Moreover, where climate change is identified as a risk or opportunity, voluntary and mandatory reporting are strikingly inconsistent. Only around half of the companies that present climate change as a risk in their (group) management reports discuss it in detail in their voluntary communications, citing relevant KPIs and targets. Similarly, only a minority of companies that voluntarily present climate-friendly or sustainable products describe climate change as an opportunity in their (group) management reports. (charts 07 and 08)

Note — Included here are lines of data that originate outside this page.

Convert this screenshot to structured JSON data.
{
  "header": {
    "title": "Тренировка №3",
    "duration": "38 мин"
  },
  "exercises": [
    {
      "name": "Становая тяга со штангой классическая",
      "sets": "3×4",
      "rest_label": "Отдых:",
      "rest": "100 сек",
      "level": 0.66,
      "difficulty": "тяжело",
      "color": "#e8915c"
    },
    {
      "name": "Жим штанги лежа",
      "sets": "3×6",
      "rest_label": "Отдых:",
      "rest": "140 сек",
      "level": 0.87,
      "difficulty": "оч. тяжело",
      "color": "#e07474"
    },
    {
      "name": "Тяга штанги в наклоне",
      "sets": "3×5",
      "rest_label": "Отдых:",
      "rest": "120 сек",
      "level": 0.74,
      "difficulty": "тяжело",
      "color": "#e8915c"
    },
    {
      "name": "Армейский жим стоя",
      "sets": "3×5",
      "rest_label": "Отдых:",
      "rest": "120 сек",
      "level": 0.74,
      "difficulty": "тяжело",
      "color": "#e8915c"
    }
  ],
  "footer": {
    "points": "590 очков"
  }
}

The study revealed that the companies surveyed are fundamentally aware of the problems of climate change, their associated responsibility, and the growing interest of their customers and other stakeholders in sustainability-related information. This is particularly evident from the fact that the vast majority of the companies report, at least on a voluntary basis, on their range of sustainable and climate-friendly products, as well as their handling of natural resources and associated solutions. A minority also already publish specific KPIs in various voluntarily published formats, for example on operational energy consumption and greenhouse gas emissions, and quantify the company’s goals with regard to a more conscious reckoning with nature and its resources. Compared to voluntary communications, mandatory reporting has so far been treated rather like a poor relation when it comes to sustainability-relevant information. It is becoming clear that many companies are not yet using the topic strategically and consistently to manage relevant risks and exploit potential opportunities.

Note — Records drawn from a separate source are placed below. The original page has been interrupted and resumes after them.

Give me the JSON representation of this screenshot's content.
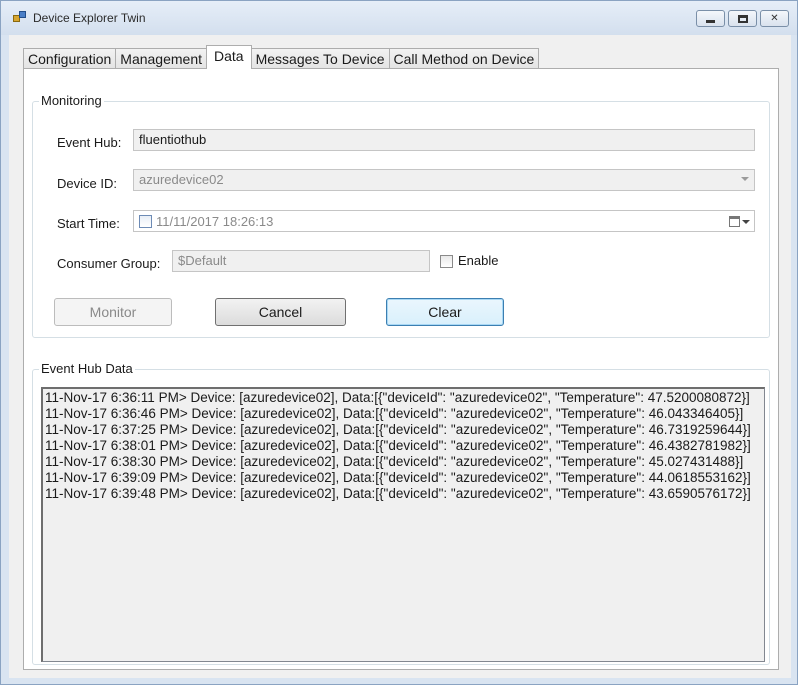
{
  "window": {
    "title": "Device Explorer Twin",
    "minimize_icon": "minimize-icon",
    "maximize_icon": "maximize-icon",
    "close_icon": "close-icon",
    "close_glyph": "✕"
  },
  "tabs": [
    {
      "label": "Configuration",
      "active": false
    },
    {
      "label": "Management",
      "active": false
    },
    {
      "label": "Data",
      "active": true
    },
    {
      "label": "Messages To Device",
      "active": false
    },
    {
      "label": "Call Method on Device",
      "active": false
    }
  ],
  "monitoring": {
    "group_label": "Monitoring",
    "event_hub_label": "Event Hub:",
    "event_hub_value": "fluentiothub",
    "device_id_label": "Device ID:",
    "device_id_value": "azuredevice02",
    "start_time_label": "Start Time:",
    "start_time_value": "11/11/2017 18:26:13",
    "consumer_group_label": "Consumer Group:",
    "consumer_group_value": "$Default",
    "enable_label": "Enable",
    "monitor_button": "Monitor",
    "cancel_button": "Cancel",
    "clear_button": "Clear"
  },
  "event_hub_data": {
    "group_label": "Event Hub Data",
    "lines": [
      "11-Nov-17 6:36:11 PM> Device: [azuredevice02], Data:[{\"deviceId\": \"azuredevice02\", \"Temperature\": 47.5200080872}]",
      "11-Nov-17 6:36:46 PM> Device: [azuredevice02], Data:[{\"deviceId\": \"azuredevice02\", \"Temperature\": 46.043346405}]",
      "11-Nov-17 6:37:25 PM> Device: [azuredevice02], Data:[{\"deviceId\": \"azuredevice02\", \"Temperature\": 46.7319259644}]",
      "11-Nov-17 6:38:01 PM> Device: [azuredevice02], Data:[{\"deviceId\": \"azuredevice02\", \"Temperature\": 46.4382781982}]",
      "11-Nov-17 6:38:30 PM> Device: [azuredevice02], Data:[{\"deviceId\": \"azuredevice02\", \"Temperature\": 45.027431488}]",
      "11-Nov-17 6:39:09 PM> Device: [azuredevice02], Data:[{\"deviceId\": \"azuredevice02\", \"Temperature\": 44.0618553162}]",
      "11-Nov-17 6:39:48 PM> Device: [azuredevice02], Data:[{\"deviceId\": \"azuredevice02\", \"Temperature\": 43.6590576172}]"
    ]
  }
}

Given the impending tightening of legal requirements arising from the current draft of the EU’s Corporate Sustainability Reporting Directive (CSRD), medium-sized companies can only be advised to take advantage of the grace period resulting from the proposed EU directive. In particular, this applies to companies that have not yet dealt (in detail) with the topic of sustainability reporting. Here, it is important to bear in mind that sustainability reporting should be seen as an opportunity and as an important instrument of corporate communications. A clear sustainability strategy can act to secure a company a strategically advantageous position in the market and make a key contribution to its attractiveness in the eyes of customers, potential employees, and other business partners.
In an age of carbon-neutrality targets, political requirements, and rapidly changing awareness of the environment, climate, and sustainability, coherent and consistent reporting on the subject of sustainability is becoming increasingly important. In this context, companies need to embrace communications that are consistent throughout the business and are not contradicted by the financial reporting. It is no longer sufficient to report on sustainable products or general sustainability solutions. The capital market is also increasingly differentiating on the basis of how companies deal with the issue of sustainability. In other words, “greenwashing” will no longer do. What we need is a culture of sustainability promoted and embraced throughout a company, which must be reported on – not least for reasons of self-interest. The legislature has formulated clear ideas and will not hesitate to successively tighten reporting requirements. Alongside the capital market, it is especially medium-sized companies that must now report on the “good” things they do. In the end, after all, only long-term sustainable action can be successful.